What is required →
After reading the records, print them all again exactly as they stand.

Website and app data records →
┄┄┄┄┄┄┄┄┄┄┄┄┄┄┄┄┄┄┄┄
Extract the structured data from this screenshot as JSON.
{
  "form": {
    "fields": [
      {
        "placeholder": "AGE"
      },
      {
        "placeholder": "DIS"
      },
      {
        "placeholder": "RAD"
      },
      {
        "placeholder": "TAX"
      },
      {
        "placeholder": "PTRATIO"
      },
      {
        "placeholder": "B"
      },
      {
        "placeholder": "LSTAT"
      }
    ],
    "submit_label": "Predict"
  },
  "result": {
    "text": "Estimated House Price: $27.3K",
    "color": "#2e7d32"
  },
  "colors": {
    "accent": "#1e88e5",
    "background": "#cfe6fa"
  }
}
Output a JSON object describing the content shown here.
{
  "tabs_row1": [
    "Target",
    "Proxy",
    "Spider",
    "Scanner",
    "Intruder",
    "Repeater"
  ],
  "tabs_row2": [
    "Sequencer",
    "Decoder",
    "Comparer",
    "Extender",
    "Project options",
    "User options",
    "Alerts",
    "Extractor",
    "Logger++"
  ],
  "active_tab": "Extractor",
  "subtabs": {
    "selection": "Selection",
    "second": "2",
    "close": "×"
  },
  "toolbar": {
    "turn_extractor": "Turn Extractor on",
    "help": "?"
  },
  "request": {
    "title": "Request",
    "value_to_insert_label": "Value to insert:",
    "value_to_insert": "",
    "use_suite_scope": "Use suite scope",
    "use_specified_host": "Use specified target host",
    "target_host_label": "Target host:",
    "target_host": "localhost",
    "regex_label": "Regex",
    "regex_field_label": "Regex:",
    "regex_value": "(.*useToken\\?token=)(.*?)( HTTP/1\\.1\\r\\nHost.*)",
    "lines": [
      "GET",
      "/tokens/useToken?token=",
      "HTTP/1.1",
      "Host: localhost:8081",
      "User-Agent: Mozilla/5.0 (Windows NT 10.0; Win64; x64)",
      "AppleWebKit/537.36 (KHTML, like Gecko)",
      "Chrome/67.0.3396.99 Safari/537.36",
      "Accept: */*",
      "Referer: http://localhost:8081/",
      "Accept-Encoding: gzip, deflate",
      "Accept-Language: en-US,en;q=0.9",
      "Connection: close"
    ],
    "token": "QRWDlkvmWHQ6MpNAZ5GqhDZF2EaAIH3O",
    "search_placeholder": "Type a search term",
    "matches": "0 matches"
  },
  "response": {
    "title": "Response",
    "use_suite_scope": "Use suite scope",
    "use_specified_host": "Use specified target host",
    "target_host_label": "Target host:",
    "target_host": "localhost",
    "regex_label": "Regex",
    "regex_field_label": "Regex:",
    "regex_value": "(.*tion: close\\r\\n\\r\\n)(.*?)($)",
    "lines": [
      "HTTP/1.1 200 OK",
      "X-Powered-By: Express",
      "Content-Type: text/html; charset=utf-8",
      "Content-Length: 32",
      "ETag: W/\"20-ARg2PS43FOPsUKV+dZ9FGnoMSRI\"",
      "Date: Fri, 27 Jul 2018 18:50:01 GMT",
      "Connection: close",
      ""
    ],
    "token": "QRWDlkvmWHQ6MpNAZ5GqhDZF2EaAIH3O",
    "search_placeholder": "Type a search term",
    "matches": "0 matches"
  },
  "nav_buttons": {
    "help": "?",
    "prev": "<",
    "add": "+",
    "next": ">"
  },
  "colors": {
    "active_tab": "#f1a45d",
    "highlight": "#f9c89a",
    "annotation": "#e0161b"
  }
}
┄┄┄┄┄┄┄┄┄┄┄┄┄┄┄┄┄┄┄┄
Answer box →
Extract the structured data from this screenshot as JSON.
{
  "form": {
    "fields": [
      {
        "placeholder": "AGE"
      },
      {
        "placeholder": "DIS"
      },
      {
        "placeholder": "RAD"
      },
      {
        "placeholder": "TAX"
      },
      {
        "placeholder": "PTRATIO"
      },
      {
        "placeholder": "B"
      },
      {
        "placeholder": "LSTAT"
      }
    ],
    "submit_label": "Predict"
  },
  "result": {
    "text": "Estimated House Price: $27.3K",
    "color": "#2e7d32"
  },
  "colors": {
    "accent": "#1e88e5",
    "background": "#cfe6fa"
  }
}
Output a JSON object describing the content shown here.
{
  "tabs_row1": [
    "Target",
    "Proxy",
    "Spider",
    "Scanner",
    "Intruder",
    "Repeater"
  ],
  "tabs_row2": [
    "Sequencer",
    "Decoder",
    "Comparer",
    "Extender",
    "Project options",
    "User options",
    "Alerts",
    "Extractor",
    "Logger++"
  ],
  "active_tab": "Extractor",
  "subtabs": {
    "selection": "Selection",
    "second": "2",
    "close": "×"
  },
  "toolbar": {
    "turn_extractor": "Turn Extractor on",
    "help": "?"
  },
  "request": {
    "title": "Request",
    "value_to_insert_label": "Value to insert:",
    "value_to_insert": "",
    "use_suite_scope": "Use suite scope",
    "use_specified_host": "Use specified target host",
    "target_host_label": "Target host:",
    "target_host": "localhost",
    "regex_label": "Regex",
    "regex_field_label": "Regex:",
    "regex_value": "(.*useToken\\?token=)(.*?)( HTTP/1\\.1\\r\\nHost.*)",
    "lines": [
      "GET",
      "/tokens/useToken?token=",
      "HTTP/1.1",
      "Host: localhost:8081",
      "User-Agent: Mozilla/5.0 (Windows NT 10.0; Win64; x64)",
      "AppleWebKit/537.36 (KHTML, like Gecko)",
      "Chrome/67.0.3396.99 Safari/537.36",
      "Accept: */*",
      "Referer: http://localhost:8081/",
      "Accept-Encoding: gzip, deflate",
      "Accept-Language: en-US,en;q=0.9",
      "Connection: close"
    ],
    "token": "QRWDlkvmWHQ6MpNAZ5GqhDZF2EaAIH3O",
    "search_placeholder": "Type a search term",
    "matches": "0 matches"
  },
  "response": {
    "title": "Response",
    "use_suite_scope": "Use suite scope",
    "use_specified_host": "Use specified target host",
    "target_host_label": "Target host:",
    "target_host": "localhost",
    "regex_label": "Regex",
    "regex_field_label": "Regex:",
    "regex_value": "(.*tion: close\\r\\n\\r\\n)(.*?)($)",
    "lines": [
      "HTTP/1.1 200 OK",
      "X-Powered-By: Express",
      "Content-Type: text/html; charset=utf-8",
      "Content-Length: 32",
      "ETag: W/\"20-ARg2PS43FOPsUKV+dZ9FGnoMSRI\"",
      "Date: Fri, 27 Jul 2018 18:50:01 GMT",
      "Connection: close",
      ""
    ],
    "token": "QRWDlkvmWHQ6MpNAZ5GqhDZF2EaAIH3O",
    "search_placeholder": "Type a search term",
    "matches": "0 matches"
  },
  "nav_buttons": {
    "help": "?",
    "prev": "<",
    "add": "+",
    "next": ">"
  },
  "colors": {
    "active_tab": "#f1a45d",
    "highlight": "#f9c89a",
    "annotation": "#e0161b"
  }
}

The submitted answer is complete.